RTB rental sector data shows no signs that rent pressure zones are working - Eoin Ó Broin TD
Sinn Féin Housing spokesperson Eoin Ó Broin TD has commented on the publication of the RTB rent index for quarter 1 of 2018.
The average annual rent increase across the state is now 7.1%, which shows that rent pressure zones aren’t working.
Deputy Ó Broin said:
“The latest figures published by the RTB show that the average rent across the country is now €1,060, an annual increase of 7.1%.
"In Dublin the average rent for new tenancies is now €1,527, an annual increase of 7.8%.
“Outside of Dublin other urban areas within rent pressure zones are similarly affected, for example Galway shows an increase of 8.3%.
“This shows that the government’s half-hearted attempt to curb excessive rental inflation is not working.
"The rent pressure zone cap of a 4% increase limit is clearly being breached.
“In areas outside the rent pressure zones the annual increases are also worrying.

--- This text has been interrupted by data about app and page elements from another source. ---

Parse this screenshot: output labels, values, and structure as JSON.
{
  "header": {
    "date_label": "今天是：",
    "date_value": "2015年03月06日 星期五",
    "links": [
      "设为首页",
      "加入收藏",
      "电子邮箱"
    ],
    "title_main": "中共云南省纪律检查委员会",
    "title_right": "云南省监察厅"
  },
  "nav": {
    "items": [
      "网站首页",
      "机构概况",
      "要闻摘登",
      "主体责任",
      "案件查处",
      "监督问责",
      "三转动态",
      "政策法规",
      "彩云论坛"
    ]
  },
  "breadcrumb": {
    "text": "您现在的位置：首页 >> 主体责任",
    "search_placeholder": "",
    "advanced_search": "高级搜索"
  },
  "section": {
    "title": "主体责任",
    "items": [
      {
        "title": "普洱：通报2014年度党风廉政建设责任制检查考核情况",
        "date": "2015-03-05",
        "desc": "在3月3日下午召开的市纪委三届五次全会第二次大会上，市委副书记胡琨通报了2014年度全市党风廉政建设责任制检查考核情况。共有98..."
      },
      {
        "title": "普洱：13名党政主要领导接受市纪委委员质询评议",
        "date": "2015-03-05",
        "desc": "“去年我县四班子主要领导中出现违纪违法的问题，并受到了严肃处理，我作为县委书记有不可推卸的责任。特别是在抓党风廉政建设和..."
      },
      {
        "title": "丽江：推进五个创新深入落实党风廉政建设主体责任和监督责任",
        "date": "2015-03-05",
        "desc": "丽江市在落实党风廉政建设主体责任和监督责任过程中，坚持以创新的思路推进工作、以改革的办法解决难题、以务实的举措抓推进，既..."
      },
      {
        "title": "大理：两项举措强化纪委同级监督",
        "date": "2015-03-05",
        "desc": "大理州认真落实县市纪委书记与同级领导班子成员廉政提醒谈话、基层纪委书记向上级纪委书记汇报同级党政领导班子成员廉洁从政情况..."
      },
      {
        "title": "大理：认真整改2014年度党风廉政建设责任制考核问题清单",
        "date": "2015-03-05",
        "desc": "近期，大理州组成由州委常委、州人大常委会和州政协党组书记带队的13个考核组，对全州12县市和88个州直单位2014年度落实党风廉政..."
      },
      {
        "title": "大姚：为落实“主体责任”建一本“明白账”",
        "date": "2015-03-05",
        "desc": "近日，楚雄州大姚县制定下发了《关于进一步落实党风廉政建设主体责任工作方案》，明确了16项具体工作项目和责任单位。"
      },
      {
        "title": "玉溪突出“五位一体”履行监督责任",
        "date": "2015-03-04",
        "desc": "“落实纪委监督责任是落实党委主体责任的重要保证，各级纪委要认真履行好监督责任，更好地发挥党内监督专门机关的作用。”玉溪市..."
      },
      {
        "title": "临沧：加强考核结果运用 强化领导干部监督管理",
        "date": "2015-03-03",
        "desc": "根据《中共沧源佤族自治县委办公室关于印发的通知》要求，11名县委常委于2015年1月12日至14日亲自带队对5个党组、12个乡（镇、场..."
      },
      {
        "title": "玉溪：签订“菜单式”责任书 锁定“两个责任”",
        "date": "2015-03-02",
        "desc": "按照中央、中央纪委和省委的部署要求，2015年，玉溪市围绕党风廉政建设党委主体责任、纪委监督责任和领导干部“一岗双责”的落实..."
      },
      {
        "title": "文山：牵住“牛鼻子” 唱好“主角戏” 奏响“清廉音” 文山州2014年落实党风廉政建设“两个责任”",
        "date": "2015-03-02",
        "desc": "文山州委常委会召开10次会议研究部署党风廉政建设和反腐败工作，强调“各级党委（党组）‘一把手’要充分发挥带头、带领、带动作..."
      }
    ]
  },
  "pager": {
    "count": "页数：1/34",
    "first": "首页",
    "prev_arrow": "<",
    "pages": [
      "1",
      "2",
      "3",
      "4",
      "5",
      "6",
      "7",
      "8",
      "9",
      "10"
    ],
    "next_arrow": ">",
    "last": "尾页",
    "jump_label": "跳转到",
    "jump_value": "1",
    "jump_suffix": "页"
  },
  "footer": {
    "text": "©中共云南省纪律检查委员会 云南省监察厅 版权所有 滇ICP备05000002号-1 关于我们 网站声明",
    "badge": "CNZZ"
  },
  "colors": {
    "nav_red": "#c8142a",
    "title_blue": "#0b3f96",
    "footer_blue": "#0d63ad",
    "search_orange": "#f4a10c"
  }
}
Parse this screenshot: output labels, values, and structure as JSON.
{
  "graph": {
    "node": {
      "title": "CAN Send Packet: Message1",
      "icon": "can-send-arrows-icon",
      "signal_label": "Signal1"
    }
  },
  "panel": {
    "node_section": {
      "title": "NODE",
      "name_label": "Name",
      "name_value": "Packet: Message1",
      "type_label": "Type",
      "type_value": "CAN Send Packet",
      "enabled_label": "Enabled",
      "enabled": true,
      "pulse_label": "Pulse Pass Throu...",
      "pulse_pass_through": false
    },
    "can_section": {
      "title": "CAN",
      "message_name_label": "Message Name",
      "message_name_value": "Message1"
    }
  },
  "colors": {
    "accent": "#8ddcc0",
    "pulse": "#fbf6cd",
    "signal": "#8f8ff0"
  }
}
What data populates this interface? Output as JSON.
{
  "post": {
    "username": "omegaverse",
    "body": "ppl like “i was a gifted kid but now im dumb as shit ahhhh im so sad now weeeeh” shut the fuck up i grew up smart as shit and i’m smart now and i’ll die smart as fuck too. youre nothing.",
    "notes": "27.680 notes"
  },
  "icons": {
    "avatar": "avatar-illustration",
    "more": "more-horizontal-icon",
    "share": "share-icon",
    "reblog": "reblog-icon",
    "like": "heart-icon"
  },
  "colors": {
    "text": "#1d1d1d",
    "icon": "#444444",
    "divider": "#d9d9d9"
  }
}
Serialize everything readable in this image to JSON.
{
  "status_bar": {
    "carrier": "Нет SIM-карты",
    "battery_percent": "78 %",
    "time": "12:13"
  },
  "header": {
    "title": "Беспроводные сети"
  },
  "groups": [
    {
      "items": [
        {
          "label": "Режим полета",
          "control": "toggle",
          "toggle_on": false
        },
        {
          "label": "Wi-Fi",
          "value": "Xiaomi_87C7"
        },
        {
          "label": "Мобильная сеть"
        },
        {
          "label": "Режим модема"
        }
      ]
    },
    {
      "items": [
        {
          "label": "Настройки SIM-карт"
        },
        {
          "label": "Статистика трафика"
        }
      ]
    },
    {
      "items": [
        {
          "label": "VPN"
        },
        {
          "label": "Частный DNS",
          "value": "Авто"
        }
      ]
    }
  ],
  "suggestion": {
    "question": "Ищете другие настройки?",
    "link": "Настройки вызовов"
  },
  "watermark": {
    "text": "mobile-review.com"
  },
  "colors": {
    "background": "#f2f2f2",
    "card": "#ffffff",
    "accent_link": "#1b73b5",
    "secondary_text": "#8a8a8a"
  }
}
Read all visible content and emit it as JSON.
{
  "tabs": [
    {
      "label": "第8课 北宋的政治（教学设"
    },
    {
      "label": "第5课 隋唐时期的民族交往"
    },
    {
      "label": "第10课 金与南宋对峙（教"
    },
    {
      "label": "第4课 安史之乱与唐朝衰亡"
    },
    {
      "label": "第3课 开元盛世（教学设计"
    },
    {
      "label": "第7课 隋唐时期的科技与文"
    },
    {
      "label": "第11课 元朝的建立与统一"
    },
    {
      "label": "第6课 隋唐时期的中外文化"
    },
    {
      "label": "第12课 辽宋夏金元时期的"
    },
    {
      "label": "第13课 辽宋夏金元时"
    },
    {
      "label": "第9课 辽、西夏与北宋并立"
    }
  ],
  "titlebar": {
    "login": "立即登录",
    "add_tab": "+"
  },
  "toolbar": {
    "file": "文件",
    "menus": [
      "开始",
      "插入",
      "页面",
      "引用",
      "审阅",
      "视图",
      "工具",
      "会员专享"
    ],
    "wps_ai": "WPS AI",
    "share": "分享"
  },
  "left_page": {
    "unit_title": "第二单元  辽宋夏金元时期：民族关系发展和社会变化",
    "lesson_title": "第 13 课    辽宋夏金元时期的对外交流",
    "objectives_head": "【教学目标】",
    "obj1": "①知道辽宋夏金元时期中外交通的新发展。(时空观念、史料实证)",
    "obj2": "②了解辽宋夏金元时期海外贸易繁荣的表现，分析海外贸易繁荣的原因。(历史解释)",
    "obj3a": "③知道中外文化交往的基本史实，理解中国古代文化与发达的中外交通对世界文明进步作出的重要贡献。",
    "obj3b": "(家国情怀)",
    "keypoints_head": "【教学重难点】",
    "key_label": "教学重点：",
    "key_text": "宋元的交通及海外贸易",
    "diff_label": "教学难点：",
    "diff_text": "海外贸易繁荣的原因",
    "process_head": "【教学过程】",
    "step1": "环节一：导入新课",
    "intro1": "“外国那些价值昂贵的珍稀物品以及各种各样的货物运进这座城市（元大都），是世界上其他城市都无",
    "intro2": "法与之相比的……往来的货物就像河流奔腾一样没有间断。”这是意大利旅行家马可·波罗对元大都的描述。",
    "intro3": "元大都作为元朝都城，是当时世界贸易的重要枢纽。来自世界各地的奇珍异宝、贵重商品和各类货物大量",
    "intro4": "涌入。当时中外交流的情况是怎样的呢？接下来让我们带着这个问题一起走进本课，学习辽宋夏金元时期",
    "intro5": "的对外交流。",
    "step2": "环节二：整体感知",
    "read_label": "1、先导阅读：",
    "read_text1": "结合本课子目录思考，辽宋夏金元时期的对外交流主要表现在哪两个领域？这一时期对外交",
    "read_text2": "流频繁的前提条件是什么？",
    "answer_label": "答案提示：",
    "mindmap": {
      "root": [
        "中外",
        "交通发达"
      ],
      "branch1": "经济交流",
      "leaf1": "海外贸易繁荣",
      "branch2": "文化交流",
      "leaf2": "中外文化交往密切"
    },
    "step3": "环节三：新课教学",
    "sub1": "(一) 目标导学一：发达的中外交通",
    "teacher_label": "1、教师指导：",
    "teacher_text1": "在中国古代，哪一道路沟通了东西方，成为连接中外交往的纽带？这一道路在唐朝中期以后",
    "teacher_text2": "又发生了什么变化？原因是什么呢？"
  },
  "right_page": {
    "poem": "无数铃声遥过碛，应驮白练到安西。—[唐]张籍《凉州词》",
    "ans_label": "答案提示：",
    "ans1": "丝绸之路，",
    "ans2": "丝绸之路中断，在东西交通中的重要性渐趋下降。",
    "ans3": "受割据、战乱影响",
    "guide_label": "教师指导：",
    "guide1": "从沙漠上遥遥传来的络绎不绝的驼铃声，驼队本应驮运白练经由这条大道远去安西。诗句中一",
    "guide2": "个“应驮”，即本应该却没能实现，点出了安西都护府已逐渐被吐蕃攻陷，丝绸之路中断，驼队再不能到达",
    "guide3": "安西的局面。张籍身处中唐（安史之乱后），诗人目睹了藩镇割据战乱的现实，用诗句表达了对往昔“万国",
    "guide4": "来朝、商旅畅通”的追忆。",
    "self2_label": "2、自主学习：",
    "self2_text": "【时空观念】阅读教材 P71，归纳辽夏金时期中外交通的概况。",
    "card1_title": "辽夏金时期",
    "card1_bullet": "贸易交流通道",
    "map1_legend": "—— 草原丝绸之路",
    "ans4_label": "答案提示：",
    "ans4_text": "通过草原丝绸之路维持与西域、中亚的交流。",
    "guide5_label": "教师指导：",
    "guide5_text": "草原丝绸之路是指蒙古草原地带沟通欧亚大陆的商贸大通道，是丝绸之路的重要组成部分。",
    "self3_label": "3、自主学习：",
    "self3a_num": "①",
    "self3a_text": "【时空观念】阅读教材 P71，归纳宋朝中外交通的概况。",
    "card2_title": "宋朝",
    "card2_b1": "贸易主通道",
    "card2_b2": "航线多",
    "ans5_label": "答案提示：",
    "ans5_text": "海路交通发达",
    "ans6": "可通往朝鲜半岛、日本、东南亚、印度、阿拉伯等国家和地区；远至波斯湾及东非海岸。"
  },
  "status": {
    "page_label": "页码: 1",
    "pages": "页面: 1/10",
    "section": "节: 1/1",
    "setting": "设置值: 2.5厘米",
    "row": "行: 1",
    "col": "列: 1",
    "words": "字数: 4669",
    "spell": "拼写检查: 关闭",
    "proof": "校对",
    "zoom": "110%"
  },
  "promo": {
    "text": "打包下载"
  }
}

"In Roscommon it was 9.7%, in Laois 9.7%, in Sligo it was 8.5%, in Limerick 8.9% and in Waterford 6.4%.
“While the Minister for Housing is interpreting the latest figures as firm evidence that rent inflation is on a downward trend based on the last two quarterly reports.
"There have been consecutive quarterly downward trends before that have been followed by spikes.
“Furthermore all the rents used by the RTB for this reports are not current rents as there are no obligations on landlords to register any rent increases with the RTB.
“There are also a number of exempted properties to be factored in. These include new properties to the rental market i.e ones not let in the previous two years and properties that have undergone substantial refurbishment.
“In order to get a clearer picture of what is going on in the rental market we need to see an annual registration of tenancies including up to date rent level with the RTB.
"The RTB also need to be granted greater enforcement powers for policing rent pressure zones and tenancy registrations.
“Ultimately the Minister for Housing must review his opposition to real rent certainty, linking rent reviews to an index like the consumer price index.
"Unless he takes decisive action we will continue to see unsustainable rent increases.”